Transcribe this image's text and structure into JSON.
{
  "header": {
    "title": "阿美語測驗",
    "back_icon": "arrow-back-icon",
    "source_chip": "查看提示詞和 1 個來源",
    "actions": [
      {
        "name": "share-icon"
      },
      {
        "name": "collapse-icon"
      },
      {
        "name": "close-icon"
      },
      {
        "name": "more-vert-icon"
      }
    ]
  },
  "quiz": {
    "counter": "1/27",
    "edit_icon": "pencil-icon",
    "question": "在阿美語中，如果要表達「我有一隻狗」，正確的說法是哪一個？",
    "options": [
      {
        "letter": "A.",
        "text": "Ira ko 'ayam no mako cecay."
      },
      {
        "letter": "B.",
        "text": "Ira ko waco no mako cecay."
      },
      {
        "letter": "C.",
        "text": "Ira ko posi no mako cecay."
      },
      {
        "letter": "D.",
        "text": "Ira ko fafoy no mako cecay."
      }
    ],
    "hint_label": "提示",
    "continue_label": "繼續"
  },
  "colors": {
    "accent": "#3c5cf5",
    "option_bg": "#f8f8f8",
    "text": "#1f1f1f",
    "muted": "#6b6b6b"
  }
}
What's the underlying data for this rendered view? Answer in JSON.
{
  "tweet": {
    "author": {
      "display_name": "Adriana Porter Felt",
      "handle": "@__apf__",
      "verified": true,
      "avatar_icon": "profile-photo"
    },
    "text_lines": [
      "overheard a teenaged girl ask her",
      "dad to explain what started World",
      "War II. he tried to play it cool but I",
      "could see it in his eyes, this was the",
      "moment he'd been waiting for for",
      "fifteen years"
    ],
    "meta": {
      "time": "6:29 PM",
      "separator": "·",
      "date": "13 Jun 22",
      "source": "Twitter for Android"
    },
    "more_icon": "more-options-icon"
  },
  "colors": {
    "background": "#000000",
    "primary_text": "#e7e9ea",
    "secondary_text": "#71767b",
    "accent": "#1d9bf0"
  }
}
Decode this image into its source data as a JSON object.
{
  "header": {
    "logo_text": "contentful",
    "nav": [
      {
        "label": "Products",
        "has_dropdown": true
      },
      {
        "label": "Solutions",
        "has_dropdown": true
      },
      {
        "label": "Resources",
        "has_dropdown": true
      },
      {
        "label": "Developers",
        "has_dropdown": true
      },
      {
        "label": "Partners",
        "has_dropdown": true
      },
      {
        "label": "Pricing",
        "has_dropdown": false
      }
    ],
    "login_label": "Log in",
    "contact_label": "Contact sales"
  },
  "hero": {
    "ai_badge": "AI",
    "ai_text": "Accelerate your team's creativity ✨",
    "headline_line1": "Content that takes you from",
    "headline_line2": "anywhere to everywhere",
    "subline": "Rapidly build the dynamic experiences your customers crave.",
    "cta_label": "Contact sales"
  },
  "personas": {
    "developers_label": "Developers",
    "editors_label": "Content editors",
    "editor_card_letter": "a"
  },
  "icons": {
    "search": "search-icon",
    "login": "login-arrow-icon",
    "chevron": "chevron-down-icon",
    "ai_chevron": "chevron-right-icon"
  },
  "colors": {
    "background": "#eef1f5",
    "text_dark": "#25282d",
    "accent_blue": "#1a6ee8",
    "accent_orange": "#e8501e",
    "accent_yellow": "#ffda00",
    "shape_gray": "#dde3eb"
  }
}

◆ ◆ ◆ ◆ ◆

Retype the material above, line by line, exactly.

— Response to the exercise —
Transcribe this image's text and structure into JSON.
{
  "header": {
    "title": "阿美語測驗",
    "back_icon": "arrow-back-icon",
    "source_chip": "查看提示詞和 1 個來源",
    "actions": [
      {
        "name": "share-icon"
      },
      {
        "name": "collapse-icon"
      },
      {
        "name": "close-icon"
      },
      {
        "name": "more-vert-icon"
      }
    ]
  },
  "quiz": {
    "counter": "1/27",
    "edit_icon": "pencil-icon",
    "question": "在阿美語中，如果要表達「我有一隻狗」，正確的說法是哪一個？",
    "options": [
      {
        "letter": "A.",
        "text": "Ira ko 'ayam no mako cecay."
      },
      {
        "letter": "B.",
        "text": "Ira ko waco no mako cecay."
      },
      {
        "letter": "C.",
        "text": "Ira ko posi no mako cecay."
      },
      {
        "letter": "D.",
        "text": "Ira ko fafoy no mako cecay."
      }
    ],
    "hint_label": "提示",
    "continue_label": "繼續"
  },
  "colors": {
    "accent": "#3c5cf5",
    "option_bg": "#f8f8f8",
    "text": "#1f1f1f",
    "muted": "#6b6b6b"
  }
}
What's the underlying data for this rendered view? Answer in JSON.
{
  "tweet": {
    "author": {
      "display_name": "Adriana Porter Felt",
      "handle": "@__apf__",
      "verified": true,
      "avatar_icon": "profile-photo"
    },
    "text_lines": [
      "overheard a teenaged girl ask her",
      "dad to explain what started World",
      "War II. he tried to play it cool but I",
      "could see it in his eyes, this was the",
      "moment he'd been waiting for for",
      "fifteen years"
    ],
    "meta": {
      "time": "6:29 PM",
      "separator": "·",
      "date": "13 Jun 22",
      "source": "Twitter for Android"
    },
    "more_icon": "more-options-icon"
  },
  "colors": {
    "background": "#000000",
    "primary_text": "#e7e9ea",
    "secondary_text": "#71767b",
    "accent": "#1d9bf0"
  }
}
Decode this image into its source data as a JSON object.
{
  "header": {
    "logo_text": "contentful",
    "nav": [
      {
        "label": "Products",
        "has_dropdown": true
      },
      {
        "label": "Solutions",
        "has_dropdown": true
      },
      {
        "label": "Resources",
        "has_dropdown": true
      },
      {
        "label": "Developers",
        "has_dropdown": true
      },
      {
        "label": "Partners",
        "has_dropdown": true
      },
      {
        "label": "Pricing",
        "has_dropdown": false
      }
    ],
    "login_label": "Log in",
    "contact_label": "Contact sales"
  },
  "hero": {
    "ai_badge": "AI",
    "ai_text": "Accelerate your team's creativity ✨",
    "headline_line1": "Content that takes you from",
    "headline_line2": "anywhere to everywhere",
    "subline": "Rapidly build the dynamic experiences your customers crave.",
    "cta_label": "Contact sales"
  },
  "personas": {
    "developers_label": "Developers",
    "editors_label": "Content editors",
    "editor_card_letter": "a"
  },
  "icons": {
    "search": "search-icon",
    "login": "login-arrow-icon",
    "chevron": "chevron-down-icon",
    "ai_chevron": "chevron-right-icon"
  },
  "colors": {
    "background": "#eef1f5",
    "text_dark": "#25282d",
    "accent_blue": "#1a6ee8",
    "accent_orange": "#e8501e",
    "accent_yellow": "#ffda00",
    "shape_gray": "#dde3eb"
  }
}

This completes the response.